Back in the day, white players that were not big men were traditionally good shooters? Why is this? Because they come from the mid-west. Where they grew up, their primary relationship to basketball was shooting on their hoop alone. Because of this the developed in a different way.

As this type of thing happened back in the day, and image was created. White American athletes might have been conditioned to thing that basketball was not their game. Furthermore, coaches began to believe the same things. The ability to recognize skill and talent is not very fine tuned. When players have similar numbers, coaches probably tend to go based on their assumptions.

My brother averaged close to 30 points a game in a tough conference in highschool. However, he was looked over at scholarship time in favor of similar players who were black. Were they more athletic? Not really. My brother frequently dunked in traffic during highschool games. So what was the difference? Admittedly, my brother had shorter arms and hands than some of his black counterparts. This might be important, but I really doubt that that was a reasonable consideration considering he had proven he was just as capable on the court.

So, with coaches tended to assume black players are better, and with other sports being available for white athletes, I assume that this has had some effect. Most likely this idea that white players are getting overlooked (whether true or not) is being passed on to kids through their parents. This pressure manifests itself in the push to play a different sport.

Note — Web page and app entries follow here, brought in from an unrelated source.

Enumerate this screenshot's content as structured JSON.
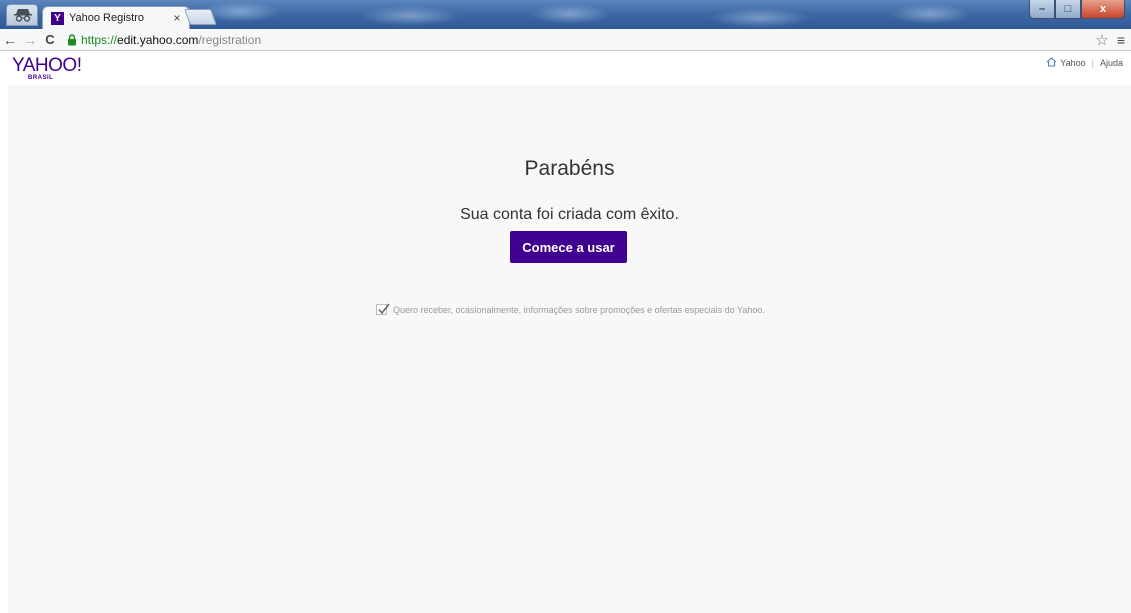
{
  "browser": {
    "tab_title": "Yahoo Registro",
    "tab_close": "×",
    "favicon_letter": "Y",
    "url": {
      "scheme": "https://",
      "host": "edit.yahoo.com",
      "path": "/registration"
    },
    "icons": {
      "back": "←",
      "forward": "→",
      "reload": "C",
      "star": "☆",
      "menu": "≡"
    },
    "window_controls": {
      "minimize": "–",
      "maximize": "□",
      "close": "x"
    }
  },
  "header": {
    "logo_main": "YAHOO!",
    "logo_sub": "BRASIL",
    "links": {
      "home": "Yahoo",
      "help": "Ajuda"
    },
    "separator": "|"
  },
  "main": {
    "title": "Parabéns",
    "message": "Sua conta foi criada com êxito.",
    "start_button": "Comece a usar",
    "optin": {
      "checked": true,
      "label": "Quero receber, ocasionalmente, informações sobre promoções e ofertas especiais do Yahoo."
    }
  },
  "colors": {
    "brand": "#400090",
    "background": "#f8f8f8",
    "secure_green": "#1c8a1c"
  }
}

Also, involved in this are role models, as mentioned earlier. I am sure that white kids can have black role models. I just speculate that the opposite is the trend.

Someone should do a study on this. I think it would be interesting to look at the data on the distribution of white and black players over time and where they most frequently grew up. I assume that geography will play a large role in how basketball stars are made.



If you look a little closer at where the NBA players actually come from, I think you'll see that , with the exception of Yao, most of the foreign-born *white* players come from Eastern Europe or Argentina. Although the UK and France together are more than 50% of the US's white population, I can think of no *white* players from those countries. And yet tiny Lithuania has multiple players in the NBA. With just this quick glance at the numbers, I'm inclined to agree with dchai - it's a cultural thing - in Eastern Europe especially, tall white kids are encouraged to play basketball - elsewhere - not so much.
If it was strictly a height thing - we would expect to see more Dutch than other countries as statistically the Dutch are the tallest people in the world.


Baseball is not the only sport that's seen a decline in the number of African-American blacks. The heavier weight divisions in boxing used to be mainly black, but recently have had a big influx of Russians and Eastern Europeans. And the number of black golfers on the PGA tour over the past 25 years has dropped from around five to either one or zero, depending on how you classify Tiger Woods.


One possibility is that the "make or break" point for a basketball player in the U.S. occurs very early on in a player's career. If you're not flagged as having star potential by the time you're in 8th grade, you'll have trouble joining the year-round traveling teams, getting into the prestigious summer camps, etc., two critical factors for a player's continued development.

The default method for selecting young players for these teams is raw athletic ability, i.e. speed, jumping ability, quickness. Skills critical for long term success -- shooting, passing, court awareness -- can be taught, as long as the "tools" are there. In general, I would guess the white kids in the U.S. get passed over at a young age because, on average, they lack the raw athleticism of their black friends. This might be less of an issue in foreign countries. A smaller percentage of their future NBA stars are eliminated on the basis of too little athleticism at a young age.